[Opening Dataset records section]

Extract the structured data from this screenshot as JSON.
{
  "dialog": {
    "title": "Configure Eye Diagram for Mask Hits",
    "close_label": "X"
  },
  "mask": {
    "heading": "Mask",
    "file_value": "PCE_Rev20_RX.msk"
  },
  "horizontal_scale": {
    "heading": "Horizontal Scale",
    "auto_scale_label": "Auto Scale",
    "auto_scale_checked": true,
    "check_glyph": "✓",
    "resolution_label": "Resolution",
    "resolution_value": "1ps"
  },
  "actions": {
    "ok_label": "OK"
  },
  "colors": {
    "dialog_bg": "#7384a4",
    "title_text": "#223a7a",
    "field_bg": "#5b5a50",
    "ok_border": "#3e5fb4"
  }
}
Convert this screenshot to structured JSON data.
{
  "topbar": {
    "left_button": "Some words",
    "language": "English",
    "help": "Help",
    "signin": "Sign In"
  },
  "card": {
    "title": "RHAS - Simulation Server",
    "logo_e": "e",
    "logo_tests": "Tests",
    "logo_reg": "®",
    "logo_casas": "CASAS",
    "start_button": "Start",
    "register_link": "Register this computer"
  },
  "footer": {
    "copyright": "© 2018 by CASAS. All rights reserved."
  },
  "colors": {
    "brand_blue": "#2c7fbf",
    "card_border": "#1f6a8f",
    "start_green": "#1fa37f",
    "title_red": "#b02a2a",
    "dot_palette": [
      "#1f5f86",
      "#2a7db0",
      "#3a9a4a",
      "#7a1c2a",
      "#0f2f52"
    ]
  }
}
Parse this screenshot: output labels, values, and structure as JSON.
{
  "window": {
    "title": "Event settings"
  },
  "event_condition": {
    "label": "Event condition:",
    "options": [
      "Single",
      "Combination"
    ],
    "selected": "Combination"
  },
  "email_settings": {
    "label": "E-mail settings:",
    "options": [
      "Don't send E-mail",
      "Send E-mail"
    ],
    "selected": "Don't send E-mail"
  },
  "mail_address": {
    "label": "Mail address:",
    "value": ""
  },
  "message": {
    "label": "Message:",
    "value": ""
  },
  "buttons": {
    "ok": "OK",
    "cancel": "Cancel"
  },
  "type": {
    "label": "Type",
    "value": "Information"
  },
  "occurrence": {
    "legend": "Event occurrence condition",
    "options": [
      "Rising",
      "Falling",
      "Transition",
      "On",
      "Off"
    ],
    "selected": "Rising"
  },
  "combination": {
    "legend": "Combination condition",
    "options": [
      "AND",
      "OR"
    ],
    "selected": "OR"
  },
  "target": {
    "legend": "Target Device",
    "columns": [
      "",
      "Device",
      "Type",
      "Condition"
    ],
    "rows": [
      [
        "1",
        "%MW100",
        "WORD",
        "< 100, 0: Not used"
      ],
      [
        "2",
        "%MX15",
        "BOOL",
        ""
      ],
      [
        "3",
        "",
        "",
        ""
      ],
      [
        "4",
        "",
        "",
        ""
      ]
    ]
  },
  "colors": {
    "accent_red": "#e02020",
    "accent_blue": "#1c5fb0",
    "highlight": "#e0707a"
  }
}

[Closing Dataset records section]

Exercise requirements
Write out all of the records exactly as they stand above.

Solution
Extract the structured data from this screenshot as JSON.
{
  "dialog": {
    "title": "Configure Eye Diagram for Mask Hits",
    "close_label": "X"
  },
  "mask": {
    "heading": "Mask",
    "file_value": "PCE_Rev20_RX.msk"
  },
  "horizontal_scale": {
    "heading": "Horizontal Scale",
    "auto_scale_label": "Auto Scale",
    "auto_scale_checked": true,
    "check_glyph": "✓",
    "resolution_label": "Resolution",
    "resolution_value": "1ps"
  },
  "actions": {
    "ok_label": "OK"
  },
  "colors": {
    "dialog_bg": "#7384a4",
    "title_text": "#223a7a",
    "field_bg": "#5b5a50",
    "ok_border": "#3e5fb4"
  }
}
Convert this screenshot to structured JSON data.
{
  "topbar": {
    "left_button": "Some words",
    "language": "English",
    "help": "Help",
    "signin": "Sign In"
  },
  "card": {
    "title": "RHAS - Simulation Server",
    "logo_e": "e",
    "logo_tests": "Tests",
    "logo_reg": "®",
    "logo_casas": "CASAS",
    "start_button": "Start",
    "register_link": "Register this computer"
  },
  "footer": {
    "copyright": "© 2018 by CASAS. All rights reserved."
  },
  "colors": {
    "brand_blue": "#2c7fbf",
    "card_border": "#1f6a8f",
    "start_green": "#1fa37f",
    "title_red": "#b02a2a",
    "dot_palette": [
      "#1f5f86",
      "#2a7db0",
      "#3a9a4a",
      "#7a1c2a",
      "#0f2f52"
    ]
  }
}
Parse this screenshot: output labels, values, and structure as JSON.
{
  "window": {
    "title": "Event settings"
  },
  "event_condition": {
    "label": "Event condition:",
    "options": [
      "Single",
      "Combination"
    ],
    "selected": "Combination"
  },
  "email_settings": {
    "label": "E-mail settings:",
    "options": [
      "Don't send E-mail",
      "Send E-mail"
    ],
    "selected": "Don't send E-mail"
  },
  "mail_address": {
    "label": "Mail address:",
    "value": ""
  },
  "message": {
    "label": "Message:",
    "value": ""
  },
  "buttons": {
    "ok": "OK",
    "cancel": "Cancel"
  },
  "type": {
    "label": "Type",
    "value": "Information"
  },
  "occurrence": {
    "legend": "Event occurrence condition",
    "options": [
      "Rising",
      "Falling",
      "Transition",
      "On",
      "Off"
    ],
    "selected": "Rising"
  },
  "combination": {
    "legend": "Combination condition",
    "options": [
      "AND",
      "OR"
    ],
    "selected": "OR"
  },
  "target": {
    "legend": "Target Device",
    "columns": [
      "",
      "Device",
      "Type",
      "Condition"
    ],
    "rows": [
      [
        "1",
        "%MW100",
        "WORD",
        "< 100, 0: Not used"
      ],
      [
        "2",
        "%MX15",
        "BOOL",
        ""
      ],
      [
        "3",
        "",
        "",
        ""
      ],
      [
        "4",
        "",
        "",
        ""
      ]
    ]
  },
  "colors": {
    "accent_red": "#e02020",
    "accent_blue": "#1c5fb0",
    "highlight": "#e0707a"
  }
}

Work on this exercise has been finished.